Keneally decided to commit to the book and in February 1981 he and Poldek visited Poland, Germany, Austria and Israel to get more testimony. Keneally's account is both hilarious and so painful it's nearly unreadable. The stories Poldek harvested were terrible but the really disconcerting revelation, Keneally grasped, while watching Poldek interact brilliantly with Poles and Germans, Austrians and Israelis, was that the Holocaust wasn't simply a tragedy because six million died. It was also a tragedy because of the impoverishment Europe suffered as a result, and which, because an entire people had been eliminated, it was impossible to ever repair. WG Sebald (from whose novels Poldek might easily have stepped) is the only other writer to have investigated this miserable truth.
By December 1981, first draft portions of Schindler's Ark were ready. The book, in proof by the autumn of 1982, was submitted to the Booker Prize and short-listed even before it was published. It scooped the award later in the year.
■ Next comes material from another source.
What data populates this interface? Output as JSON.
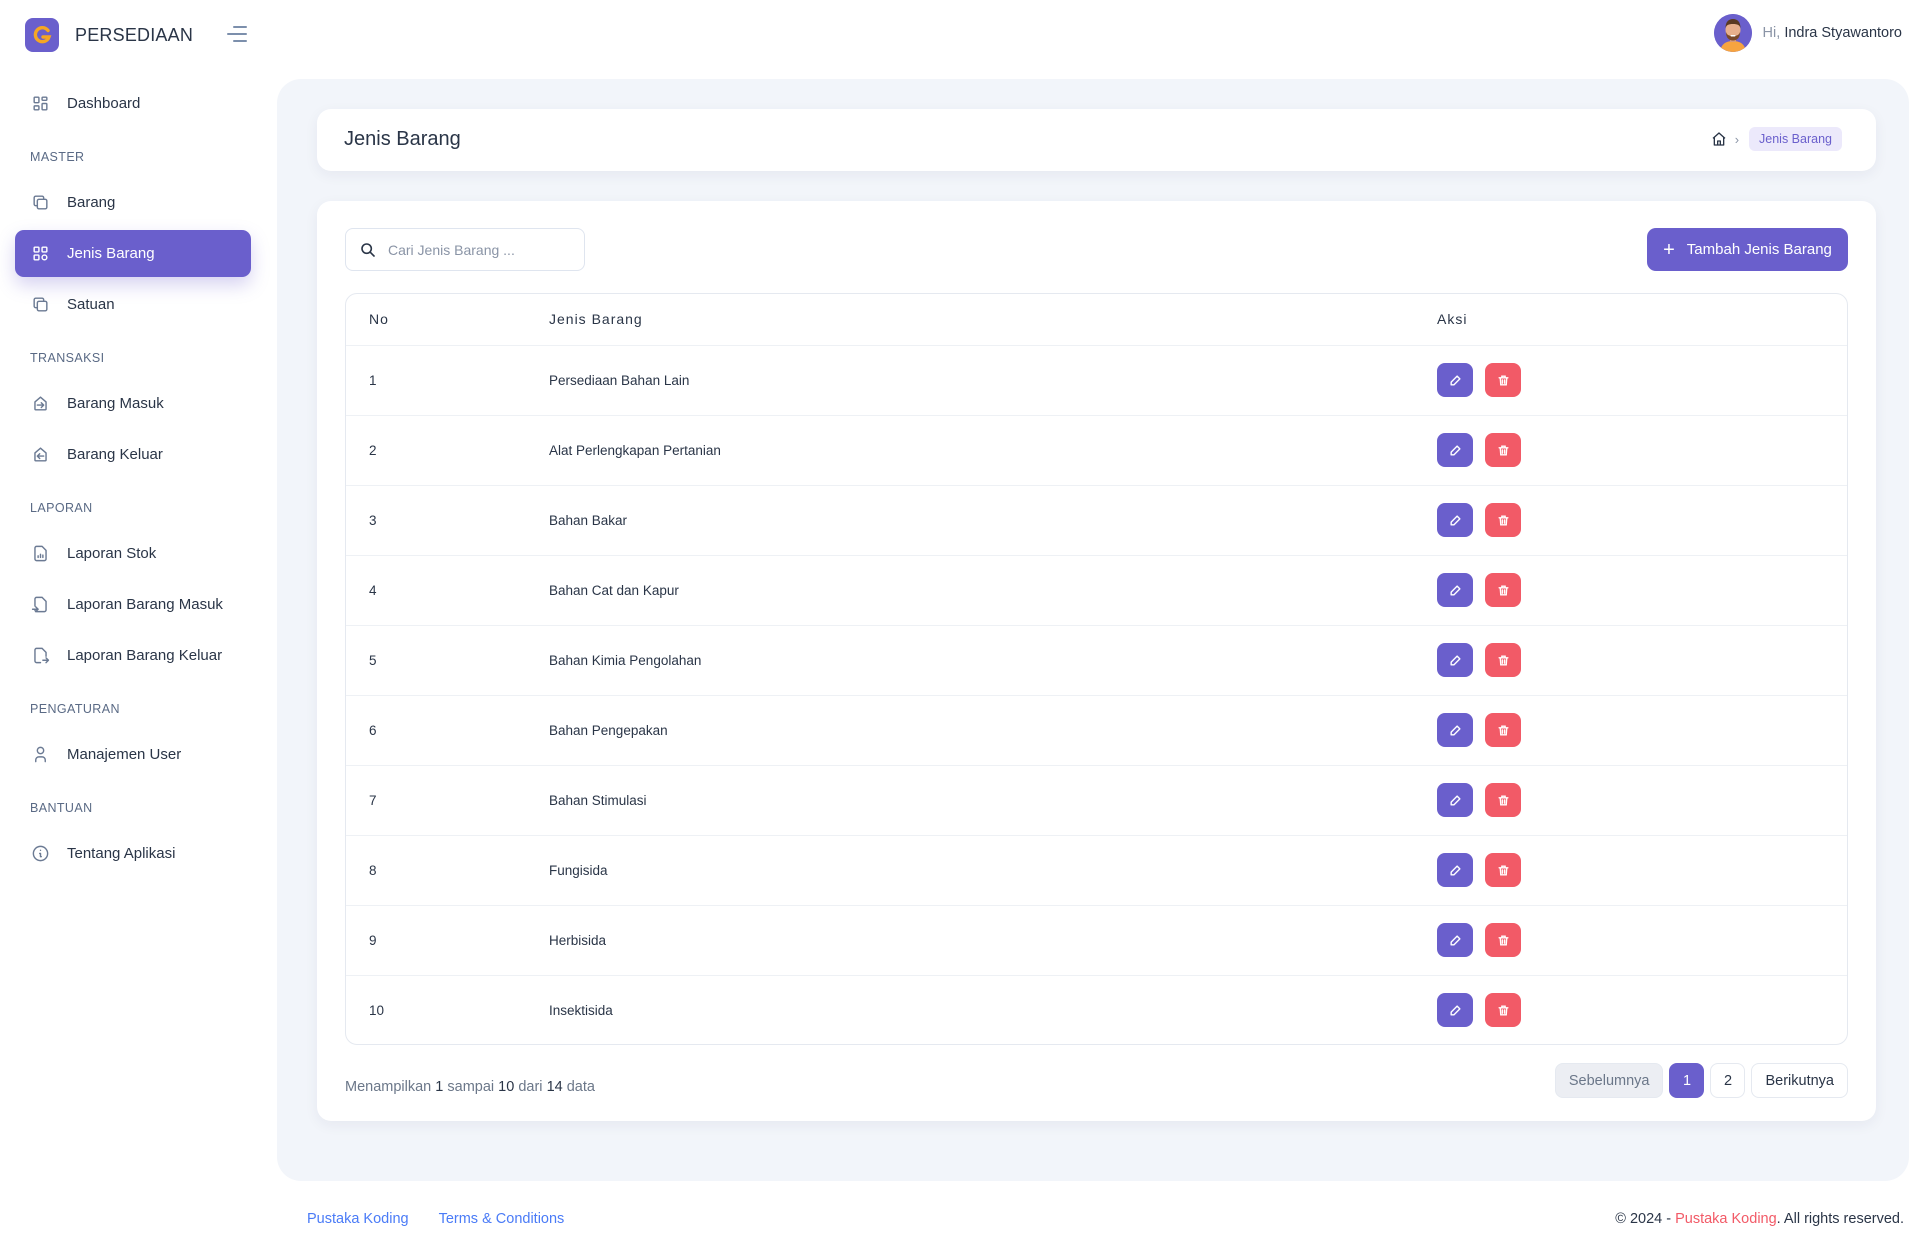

It was then bought by Amblin, Steven Spielberg's production company at Universal. Keneally wrote two dud screenplays before he was fired ("nicely") and the job of writing the screenplay given to Steve Zaillian. The film went into production on March 1st, 1993 and was premiered in Washington in November with president and Mrs Clinton in attendance. At the subsequent Oscars the film netted two gold statues for Spielberg, one for direction.
Poldek, to whom, along with his wife, this memoir is quite properly dedicated, died in March 2001. Keneally, who owes the irrepressible Poldek so much, didn't see him before death (something, he says, he does not easily forgive himself for), nor, because of his own health, was Keneally able to attend Poldek's funeral. But he has atoned in the way only writers can: he has written this book and as long as it's read (and I don't doubt it will be - it has charm, narrative torque, and heart-rending testimony) the extraordinary Leopold Poldek Pfefferberg, without whom it's doubtful we would ever have heard of Oskar Schindler, let alone have Keneally's Booker-winning novel or Spielberg's Oscar- winning film, will live on.
Carlo Gébler is an author and the 2008-2009 Royal Literary Fund Fellow at Queen's University Belfast. He is the current Chairman of the Irish Writers' Centre